_Try it:_ What is the number of lines in the entries that contain the word "phone"? Answer with that figure alone.
+++ Supplied records
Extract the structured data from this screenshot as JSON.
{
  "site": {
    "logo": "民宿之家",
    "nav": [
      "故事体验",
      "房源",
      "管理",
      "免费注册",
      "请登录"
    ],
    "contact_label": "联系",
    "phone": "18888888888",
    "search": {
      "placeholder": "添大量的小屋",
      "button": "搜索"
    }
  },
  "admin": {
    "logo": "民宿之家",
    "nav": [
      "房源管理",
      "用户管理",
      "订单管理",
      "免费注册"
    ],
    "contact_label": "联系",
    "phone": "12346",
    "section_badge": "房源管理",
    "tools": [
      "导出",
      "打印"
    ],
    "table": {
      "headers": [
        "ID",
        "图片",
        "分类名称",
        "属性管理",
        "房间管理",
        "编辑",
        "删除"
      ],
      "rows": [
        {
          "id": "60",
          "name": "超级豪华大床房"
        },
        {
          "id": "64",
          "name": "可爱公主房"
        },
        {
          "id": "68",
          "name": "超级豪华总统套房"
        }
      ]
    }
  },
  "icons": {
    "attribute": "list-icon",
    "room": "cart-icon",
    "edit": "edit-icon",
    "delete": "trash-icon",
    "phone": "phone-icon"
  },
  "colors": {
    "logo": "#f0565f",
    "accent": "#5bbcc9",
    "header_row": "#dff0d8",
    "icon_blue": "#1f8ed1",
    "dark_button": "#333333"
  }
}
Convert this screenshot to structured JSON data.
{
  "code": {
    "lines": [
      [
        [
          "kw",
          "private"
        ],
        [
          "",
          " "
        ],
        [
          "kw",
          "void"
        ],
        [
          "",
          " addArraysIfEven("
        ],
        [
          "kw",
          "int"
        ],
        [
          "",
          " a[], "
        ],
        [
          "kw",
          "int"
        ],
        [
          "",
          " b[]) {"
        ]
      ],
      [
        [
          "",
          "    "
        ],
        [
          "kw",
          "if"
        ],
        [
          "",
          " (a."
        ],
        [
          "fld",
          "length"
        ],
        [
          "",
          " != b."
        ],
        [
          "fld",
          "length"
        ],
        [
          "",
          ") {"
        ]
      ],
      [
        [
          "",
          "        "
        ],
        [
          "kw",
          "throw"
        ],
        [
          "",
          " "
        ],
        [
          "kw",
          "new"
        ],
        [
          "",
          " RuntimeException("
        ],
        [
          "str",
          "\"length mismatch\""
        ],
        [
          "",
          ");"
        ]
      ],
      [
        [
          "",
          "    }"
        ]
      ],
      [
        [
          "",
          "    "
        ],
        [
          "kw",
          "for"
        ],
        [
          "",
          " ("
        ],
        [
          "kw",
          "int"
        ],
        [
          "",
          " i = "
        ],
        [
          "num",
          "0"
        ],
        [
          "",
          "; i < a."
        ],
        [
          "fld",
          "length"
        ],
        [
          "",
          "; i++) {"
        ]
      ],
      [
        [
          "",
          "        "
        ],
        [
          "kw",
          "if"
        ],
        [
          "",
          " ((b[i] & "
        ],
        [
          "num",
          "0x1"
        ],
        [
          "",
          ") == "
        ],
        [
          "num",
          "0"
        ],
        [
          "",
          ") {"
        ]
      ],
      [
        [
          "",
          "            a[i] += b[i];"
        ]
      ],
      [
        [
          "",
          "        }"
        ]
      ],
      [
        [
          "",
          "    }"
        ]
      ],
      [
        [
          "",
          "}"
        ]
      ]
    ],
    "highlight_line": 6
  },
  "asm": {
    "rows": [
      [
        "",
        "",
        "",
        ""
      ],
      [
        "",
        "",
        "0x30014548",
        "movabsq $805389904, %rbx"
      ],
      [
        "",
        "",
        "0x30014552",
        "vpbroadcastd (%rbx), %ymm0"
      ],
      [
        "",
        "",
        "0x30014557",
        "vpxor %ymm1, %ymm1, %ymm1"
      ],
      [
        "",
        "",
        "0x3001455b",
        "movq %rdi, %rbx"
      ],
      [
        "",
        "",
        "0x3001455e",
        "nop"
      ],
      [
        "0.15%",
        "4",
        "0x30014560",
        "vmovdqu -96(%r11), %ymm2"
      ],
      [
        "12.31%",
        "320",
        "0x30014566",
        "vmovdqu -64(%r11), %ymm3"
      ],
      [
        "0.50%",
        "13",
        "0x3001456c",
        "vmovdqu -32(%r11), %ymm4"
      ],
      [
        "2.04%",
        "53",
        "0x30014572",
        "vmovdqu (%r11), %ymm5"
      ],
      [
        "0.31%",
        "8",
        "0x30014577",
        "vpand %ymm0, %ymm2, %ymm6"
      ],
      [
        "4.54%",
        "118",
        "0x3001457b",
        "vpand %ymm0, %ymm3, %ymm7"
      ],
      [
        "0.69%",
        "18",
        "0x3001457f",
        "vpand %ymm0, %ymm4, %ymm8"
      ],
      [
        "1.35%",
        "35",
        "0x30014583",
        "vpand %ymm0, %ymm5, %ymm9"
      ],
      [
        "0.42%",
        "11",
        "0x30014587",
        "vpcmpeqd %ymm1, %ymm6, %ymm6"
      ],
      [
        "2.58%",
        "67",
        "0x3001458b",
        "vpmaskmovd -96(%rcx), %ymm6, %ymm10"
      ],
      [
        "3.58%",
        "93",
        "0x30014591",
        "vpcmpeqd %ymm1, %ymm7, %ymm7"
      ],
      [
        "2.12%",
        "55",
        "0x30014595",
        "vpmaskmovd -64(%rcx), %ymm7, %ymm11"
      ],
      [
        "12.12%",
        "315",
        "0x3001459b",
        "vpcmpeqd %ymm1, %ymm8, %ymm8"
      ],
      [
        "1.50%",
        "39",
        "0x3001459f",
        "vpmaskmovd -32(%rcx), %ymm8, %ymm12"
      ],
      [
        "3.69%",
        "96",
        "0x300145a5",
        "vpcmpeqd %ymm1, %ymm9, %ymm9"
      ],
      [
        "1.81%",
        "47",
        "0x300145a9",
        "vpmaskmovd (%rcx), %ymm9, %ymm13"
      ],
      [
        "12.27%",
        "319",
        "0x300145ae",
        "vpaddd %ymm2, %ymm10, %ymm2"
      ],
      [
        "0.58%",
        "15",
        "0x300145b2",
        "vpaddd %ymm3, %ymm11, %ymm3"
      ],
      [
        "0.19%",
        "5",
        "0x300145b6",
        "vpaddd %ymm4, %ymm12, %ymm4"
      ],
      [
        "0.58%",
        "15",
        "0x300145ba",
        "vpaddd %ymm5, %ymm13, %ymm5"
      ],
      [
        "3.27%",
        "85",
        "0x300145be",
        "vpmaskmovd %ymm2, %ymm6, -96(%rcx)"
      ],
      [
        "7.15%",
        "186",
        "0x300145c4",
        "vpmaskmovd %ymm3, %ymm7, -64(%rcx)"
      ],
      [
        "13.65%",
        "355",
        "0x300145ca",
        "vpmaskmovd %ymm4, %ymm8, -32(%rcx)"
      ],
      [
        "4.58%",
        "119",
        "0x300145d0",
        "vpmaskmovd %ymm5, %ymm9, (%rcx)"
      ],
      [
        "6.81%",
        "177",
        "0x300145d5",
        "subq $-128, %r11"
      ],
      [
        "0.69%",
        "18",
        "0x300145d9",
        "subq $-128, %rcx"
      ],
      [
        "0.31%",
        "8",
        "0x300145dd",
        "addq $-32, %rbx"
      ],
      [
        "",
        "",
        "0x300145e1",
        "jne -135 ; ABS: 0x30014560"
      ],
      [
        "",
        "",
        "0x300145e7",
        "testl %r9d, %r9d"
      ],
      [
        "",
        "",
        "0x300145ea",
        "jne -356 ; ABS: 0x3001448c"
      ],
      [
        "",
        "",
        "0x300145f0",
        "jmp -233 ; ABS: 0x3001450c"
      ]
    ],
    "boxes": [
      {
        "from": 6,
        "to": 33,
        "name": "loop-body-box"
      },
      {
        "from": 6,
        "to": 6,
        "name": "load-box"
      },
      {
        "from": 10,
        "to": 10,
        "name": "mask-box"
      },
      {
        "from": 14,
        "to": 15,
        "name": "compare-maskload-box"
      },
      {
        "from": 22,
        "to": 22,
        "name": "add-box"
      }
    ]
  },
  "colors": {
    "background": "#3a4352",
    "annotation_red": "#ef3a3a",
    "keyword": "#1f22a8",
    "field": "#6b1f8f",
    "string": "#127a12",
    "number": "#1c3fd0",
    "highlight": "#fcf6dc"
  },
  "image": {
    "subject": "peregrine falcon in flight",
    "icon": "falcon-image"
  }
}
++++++
_Response below:_ 3